Bitcoin users are on the cusp of being able to spend their hard-earned cryptocurrency at any business that accepts debit or credit cards. This new development in payments has been achieved by Palo Alto-based company Xapo, which already provides hot wallet and cold storage services. This summer, Xapo will begin issuing debit card numbers to its users, and for a fee of $15, a physical card to use at brick-and-mortar locations.
Until now, most methods for spending Bitcoin at physical stores have involved using a payment processor like BitPay — which requires consent and cooperation with the merchant — or a service like Gyft to convert digital currency into gift cards that can be used at specific stores. Now that Xapo is enabling its users to spend money through the traditional credit card infrastructure, a whole new market is open to those who want an easy, convenient way to spend Bitcoin at businesses around the world.
Bitcoin Debit: How It Works
Table of Contents
Once Xapo starts shipping debit cards to its users in July, they’ll be able to use their Bitcoin balance in Xapo’s hot wallet to fund the card and perform debit transactions. At the point of sale, the process works just like with any debit card: the network checks to see if there are enough funds to cover the purchase, and then deducts that amount from the account.
In this case, the equivalent Bitcoin amount is deducted from the user’s hot wallet, where it’s immediately sold on the Bitstamp exchange for dollars. The money is then transferred to the merchant, who incurs a 3% fee. From the vendor’s perspective, the transaction appears just like a regular credit or debit purchase.
Bitcoin Making Alliances

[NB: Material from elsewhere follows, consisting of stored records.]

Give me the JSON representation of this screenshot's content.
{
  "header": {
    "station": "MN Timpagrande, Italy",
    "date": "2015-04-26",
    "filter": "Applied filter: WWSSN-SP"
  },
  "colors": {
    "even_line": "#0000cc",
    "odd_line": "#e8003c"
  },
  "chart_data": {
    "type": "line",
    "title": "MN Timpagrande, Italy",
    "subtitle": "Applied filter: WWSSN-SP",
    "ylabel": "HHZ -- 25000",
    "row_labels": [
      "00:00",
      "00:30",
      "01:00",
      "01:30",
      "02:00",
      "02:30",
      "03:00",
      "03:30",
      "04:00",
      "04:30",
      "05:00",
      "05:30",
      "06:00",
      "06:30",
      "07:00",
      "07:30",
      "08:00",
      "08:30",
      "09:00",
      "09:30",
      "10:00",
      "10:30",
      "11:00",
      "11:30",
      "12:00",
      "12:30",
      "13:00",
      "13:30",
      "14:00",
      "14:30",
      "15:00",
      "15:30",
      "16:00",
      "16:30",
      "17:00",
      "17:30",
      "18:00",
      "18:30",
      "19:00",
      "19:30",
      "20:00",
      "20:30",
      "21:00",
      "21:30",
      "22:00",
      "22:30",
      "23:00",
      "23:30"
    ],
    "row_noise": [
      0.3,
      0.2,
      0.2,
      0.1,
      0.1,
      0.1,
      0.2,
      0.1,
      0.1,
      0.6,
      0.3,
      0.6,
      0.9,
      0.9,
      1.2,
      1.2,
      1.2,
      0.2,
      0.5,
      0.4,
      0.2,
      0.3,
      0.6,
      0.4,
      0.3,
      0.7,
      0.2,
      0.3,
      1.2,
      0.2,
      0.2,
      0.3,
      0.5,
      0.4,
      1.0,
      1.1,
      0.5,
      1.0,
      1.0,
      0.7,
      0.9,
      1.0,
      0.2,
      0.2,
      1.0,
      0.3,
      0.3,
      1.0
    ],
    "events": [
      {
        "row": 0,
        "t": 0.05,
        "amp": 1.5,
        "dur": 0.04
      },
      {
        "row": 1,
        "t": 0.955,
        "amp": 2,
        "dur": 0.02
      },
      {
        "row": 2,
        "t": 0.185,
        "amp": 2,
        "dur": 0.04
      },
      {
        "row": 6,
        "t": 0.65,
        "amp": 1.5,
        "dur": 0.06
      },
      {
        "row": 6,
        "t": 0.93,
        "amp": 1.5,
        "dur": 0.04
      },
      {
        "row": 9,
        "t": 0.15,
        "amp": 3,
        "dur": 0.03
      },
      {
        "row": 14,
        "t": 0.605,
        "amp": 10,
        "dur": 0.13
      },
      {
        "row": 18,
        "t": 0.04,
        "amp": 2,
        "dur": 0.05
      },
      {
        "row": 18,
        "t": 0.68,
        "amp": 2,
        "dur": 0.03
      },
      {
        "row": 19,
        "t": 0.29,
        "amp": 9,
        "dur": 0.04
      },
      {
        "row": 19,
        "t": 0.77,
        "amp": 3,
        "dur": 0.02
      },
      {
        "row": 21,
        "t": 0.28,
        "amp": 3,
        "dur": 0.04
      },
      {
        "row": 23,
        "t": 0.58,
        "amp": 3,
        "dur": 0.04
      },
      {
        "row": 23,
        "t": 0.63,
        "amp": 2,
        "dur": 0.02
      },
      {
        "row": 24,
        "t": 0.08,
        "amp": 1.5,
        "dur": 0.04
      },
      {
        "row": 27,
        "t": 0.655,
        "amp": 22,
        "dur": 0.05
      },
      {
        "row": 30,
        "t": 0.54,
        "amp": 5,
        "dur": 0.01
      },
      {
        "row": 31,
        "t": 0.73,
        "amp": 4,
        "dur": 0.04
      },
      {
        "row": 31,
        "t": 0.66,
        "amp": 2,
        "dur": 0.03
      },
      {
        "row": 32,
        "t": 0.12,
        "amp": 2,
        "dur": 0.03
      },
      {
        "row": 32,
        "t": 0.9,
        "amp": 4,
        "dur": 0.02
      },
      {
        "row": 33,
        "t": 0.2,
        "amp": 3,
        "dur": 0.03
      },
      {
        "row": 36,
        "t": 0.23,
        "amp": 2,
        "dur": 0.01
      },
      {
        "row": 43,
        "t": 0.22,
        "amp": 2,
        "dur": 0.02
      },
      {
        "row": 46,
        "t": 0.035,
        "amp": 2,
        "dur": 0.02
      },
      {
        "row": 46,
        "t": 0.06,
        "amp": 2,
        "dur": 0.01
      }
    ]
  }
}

In order to create the first fully functional Bitcoin debit card, Xapo had to find a way into the credit card industry, which is a tightly controlled and highly regulated space. Xapo has announced a partnership with an undisclosed bank that already has the ability to issue debit cards through the MasterCard network. However, when the Bitcoin debit card was first announced in April, MasterCard spokespeople quickly distanced themselves from the project, saying that the credit card company has no official relationship with Xapo. While this may be true, it doesn’t necessarily mean the Xapo card won’t use the MasterCard network — it just depends on policies of the undisclosed bank that Xapo has allied with. Obviously, the details are still being worked out and it’s possible that the debit card will use the Visa or Discover network instead.
Really Cold Storage for Bitcoin
Xapo already made a name for itself earlier this year by launching a cold storage service alongside their regular hot wallet. Users can transfer funds into the Xapo Vault, which is touted as an ultra-secure storage medium for Bitcoin. The money is kept safe in offline, cold wallets that are stored in underground, high-security locations in the United States, South America and Asia. Such intense protection measures have attracted the attention of big investors who want to own large amounts of Bitcoin without having to worry about maintaining adequate security. Xapo is so confident in the security of their Vault that they have backed the funds through Meridian Insurance Group; the money is insured against hacking, internal theft, and even bankruptcy. While Xapo’s hot wallet service is free to use, the ultra-secure Vault costs an annual fee of 0.12%.
Bridging the Gap Between Bitcoin & Legacy Finance
With the two-pronged approach of a debit card funded by a hot wallet and a separate Vault for highly secure cold storage, Xapo appears to be building a unified service for cryptocurrency users that will allow seamless interaction with established vendors while also providing much-needed security. It’s just one more example of an ambitious company stepping up to address the criticisms leveled at Bitcoin — statements like “you can’t spend it anywhere” and “it’s too easy to get stolen” are simply not true anymore thanks to companies like Xapo.